Gastrointestinal stimulant effect of Urginea indica Kunth. and involvement of muscarinic receptors

Document Type



Biological and Biomedical Sciences

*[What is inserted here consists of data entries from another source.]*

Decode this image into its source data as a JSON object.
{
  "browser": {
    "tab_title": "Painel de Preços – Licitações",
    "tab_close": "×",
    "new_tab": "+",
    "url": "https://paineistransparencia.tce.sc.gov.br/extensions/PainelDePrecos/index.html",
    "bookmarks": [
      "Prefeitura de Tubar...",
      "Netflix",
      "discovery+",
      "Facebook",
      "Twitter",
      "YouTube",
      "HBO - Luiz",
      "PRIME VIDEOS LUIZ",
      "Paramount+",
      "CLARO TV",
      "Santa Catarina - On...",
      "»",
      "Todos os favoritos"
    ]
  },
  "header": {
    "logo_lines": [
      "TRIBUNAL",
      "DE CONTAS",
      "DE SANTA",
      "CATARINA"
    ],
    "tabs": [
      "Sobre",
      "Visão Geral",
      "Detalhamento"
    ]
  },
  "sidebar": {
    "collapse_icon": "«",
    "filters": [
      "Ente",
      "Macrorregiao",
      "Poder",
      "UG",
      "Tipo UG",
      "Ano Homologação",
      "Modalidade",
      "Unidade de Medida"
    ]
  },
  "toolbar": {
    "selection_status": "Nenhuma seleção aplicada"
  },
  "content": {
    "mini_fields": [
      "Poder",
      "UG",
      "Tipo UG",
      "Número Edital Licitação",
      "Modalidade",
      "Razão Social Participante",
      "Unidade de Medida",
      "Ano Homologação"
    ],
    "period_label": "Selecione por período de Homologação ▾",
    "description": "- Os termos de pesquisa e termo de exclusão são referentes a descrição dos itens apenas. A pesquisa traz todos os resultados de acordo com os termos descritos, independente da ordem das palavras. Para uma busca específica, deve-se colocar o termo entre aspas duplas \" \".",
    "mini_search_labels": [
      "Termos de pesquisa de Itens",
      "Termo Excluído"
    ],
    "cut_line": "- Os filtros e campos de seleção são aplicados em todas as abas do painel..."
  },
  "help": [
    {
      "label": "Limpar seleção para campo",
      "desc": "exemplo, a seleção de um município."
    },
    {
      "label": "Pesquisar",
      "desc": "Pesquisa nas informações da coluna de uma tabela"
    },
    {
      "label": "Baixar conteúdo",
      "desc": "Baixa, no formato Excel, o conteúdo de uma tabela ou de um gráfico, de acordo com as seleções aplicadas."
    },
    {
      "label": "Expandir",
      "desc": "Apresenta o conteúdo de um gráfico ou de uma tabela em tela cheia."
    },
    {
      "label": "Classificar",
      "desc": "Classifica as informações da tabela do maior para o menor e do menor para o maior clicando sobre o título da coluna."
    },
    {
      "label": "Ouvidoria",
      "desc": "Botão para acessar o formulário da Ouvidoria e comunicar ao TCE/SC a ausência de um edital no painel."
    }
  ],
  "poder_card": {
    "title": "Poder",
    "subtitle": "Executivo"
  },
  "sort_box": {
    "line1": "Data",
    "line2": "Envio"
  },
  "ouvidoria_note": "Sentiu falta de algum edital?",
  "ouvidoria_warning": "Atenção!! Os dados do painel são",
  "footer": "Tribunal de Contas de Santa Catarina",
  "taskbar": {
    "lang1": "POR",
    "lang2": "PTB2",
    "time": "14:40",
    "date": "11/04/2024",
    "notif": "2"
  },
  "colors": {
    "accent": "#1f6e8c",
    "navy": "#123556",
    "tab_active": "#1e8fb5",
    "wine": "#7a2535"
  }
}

Urginea indica Kunth. (Family, Liliaceae) was studied for its gastrointestinal stimulant effect to rationalize the traditional medicinal uses as a digestive aid, stomachic and laxative. The crude aqueous-methanol extract of Urginea indica bulb (Ui.Cr) was tested on mice and isolated gut preparations. Ui.Cr, which was tested positive for alkaloids, tannins and coumarins, increased faecal output and accelerated charcoal meal transit in mice (612?mg/kg, p.o.), similar to that caused by carbachol (10?mg/kg). Ui.Cr (0.011?mg/mL) caused a spasmogenic effect in guinea-pig ileum that was reproduced in rabbit jejunum (0.010.3?mg/mL) followed by relaxation at a higher concentration. Like carbachol, the stimulant effect of Ui.Cr was blocked by atropine, suggesting the activation of muscarinic receptors mediating the prokinetic effect. Ui.Cr (0.015.0?mg/mL) also inhibited K+ (80?mm)-induced contraction in rabbit jejunum and shifted the Ca2+ concentration-response curves to the right, similar to verapamil, a standard calcium channel blocker. These data, indicating the presence of a gastrointestinal stimulant effect in Urginea indica possibly mediated through a cholinergic mechanism, provide a rationale for the use of Urginea indica in indigestion and constipation. The presence of a calcium antagonist effect in the plant may help to alleviate untoward effects of the plant that may result from an excessive increase in gut motility.


Phytotherapy Research